TASK OBJECTIVE
Write out the entries below once more, exactly, with the pictures left out.

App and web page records
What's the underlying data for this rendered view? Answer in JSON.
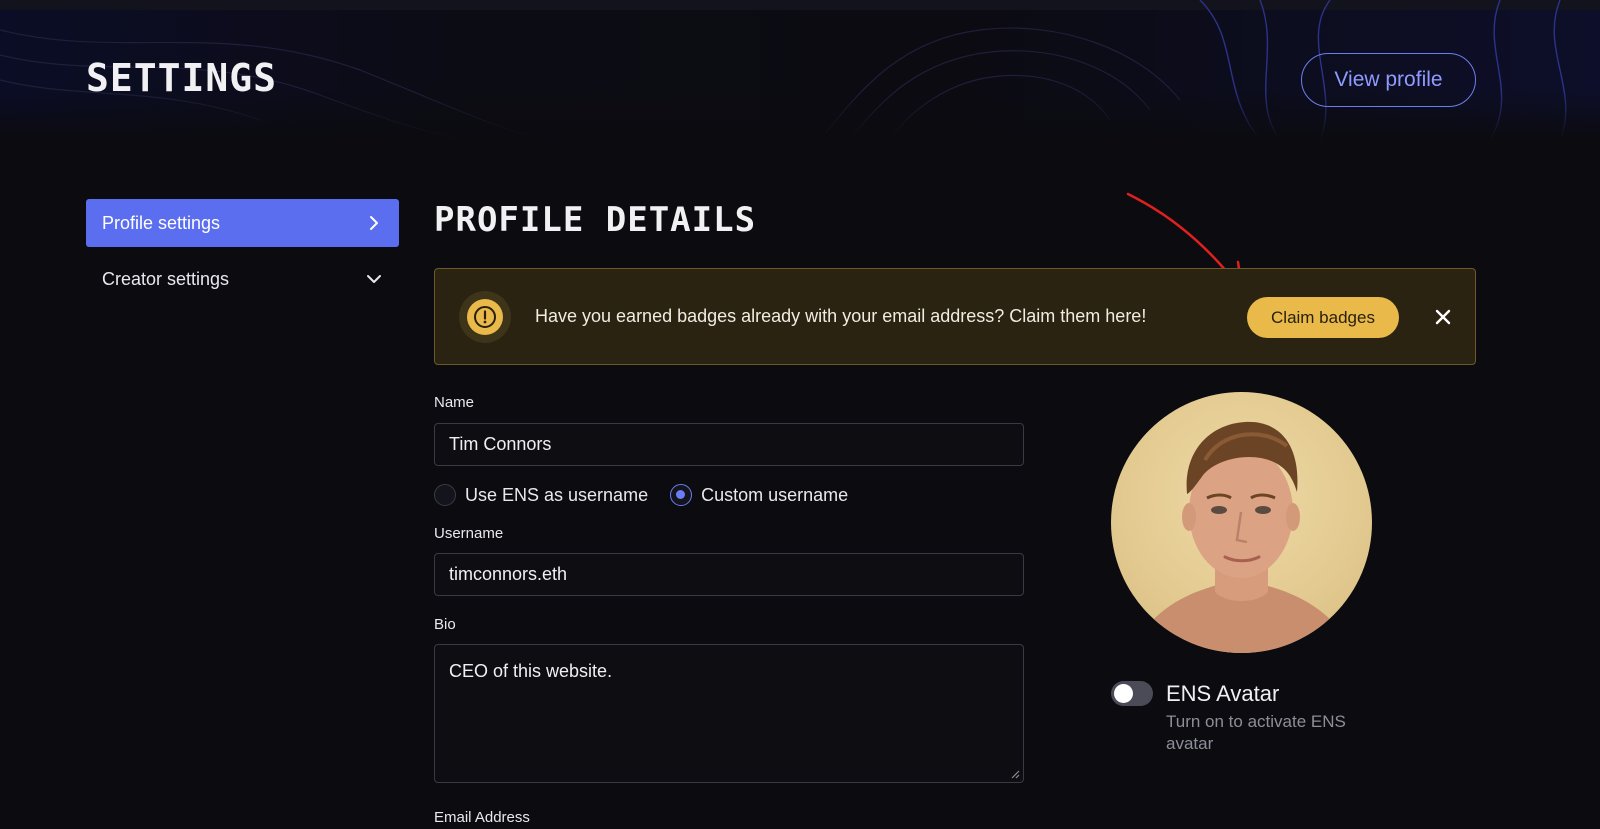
{
  "header": {
    "title": "SETTINGS",
    "view_profile_label": "View profile"
  },
  "sidebar": {
    "items": [
      {
        "label": "Profile settings",
        "icon": "chevron-right-icon",
        "active": true
      },
      {
        "label": "Creator settings",
        "icon": "chevron-down-icon",
        "active": false
      }
    ]
  },
  "main": {
    "section_title": "PROFILE DETAILS",
    "banner": {
      "icon": "alert-circle-icon",
      "message": "Have you earned badges already with your email address? Claim them here!",
      "claim_label": "Claim badges",
      "close_icon": "close-icon",
      "annotation": "red-arrow-icon"
    },
    "form": {
      "name_label": "Name",
      "name_value": "Tim Connors",
      "username_options": [
        {
          "label": "Use ENS as username",
          "checked": false
        },
        {
          "label": "Custom username",
          "checked": true
        }
      ],
      "username_label": "Username",
      "username_value": "timconnors.eth",
      "bio_label": "Bio",
      "bio_value": "CEO of this website.",
      "email_label": "Email Address"
    },
    "avatar_panel": {
      "toggle_on": false,
      "ens_title": "ENS Avatar",
      "ens_description": "Turn on to activate ENS avatar"
    }
  },
  "colors": {
    "accent": "#5c6ef0",
    "banner_bg": "#2a2311",
    "banner_accent": "#e9b949",
    "annotation_red": "#e0201f"
  }
}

THE ANSWER
What's the underlying data for this rendered view? Answer in JSON.
{
  "header": {
    "title": "SETTINGS",
    "view_profile_label": "View profile"
  },
  "sidebar": {
    "items": [
      {
        "label": "Profile settings",
        "icon": "chevron-right-icon",
        "active": true
      },
      {
        "label": "Creator settings",
        "icon": "chevron-down-icon",
        "active": false
      }
    ]
  },
  "main": {
    "section_title": "PROFILE DETAILS",
    "banner": {
      "icon": "alert-circle-icon",
      "message": "Have you earned badges already with your email address? Claim them here!",
      "claim_label": "Claim badges",
      "close_icon": "close-icon",
      "annotation": "red-arrow-icon"
    },
    "form": {
      "name_label": "Name",
      "name_value": "Tim Connors",
      "username_options": [
        {
          "label": "Use ENS as username",
          "checked": false
        },
        {
          "label": "Custom username",
          "checked": true
        }
      ],
      "username_label": "Username",
      "username_value": "timconnors.eth",
      "bio_label": "Bio",
      "bio_value": "CEO of this website.",
      "email_label": "Email Address"
    },
    "avatar_panel": {
      "toggle_on": false,
      "ens_title": "ENS Avatar",
      "ens_description": "Turn on to activate ENS avatar"
    }
  },
  "colors": {
    "accent": "#5c6ef0",
    "banner_bg": "#2a2311",
    "banner_accent": "#e9b949",
    "annotation_red": "#e0201f"
  }
}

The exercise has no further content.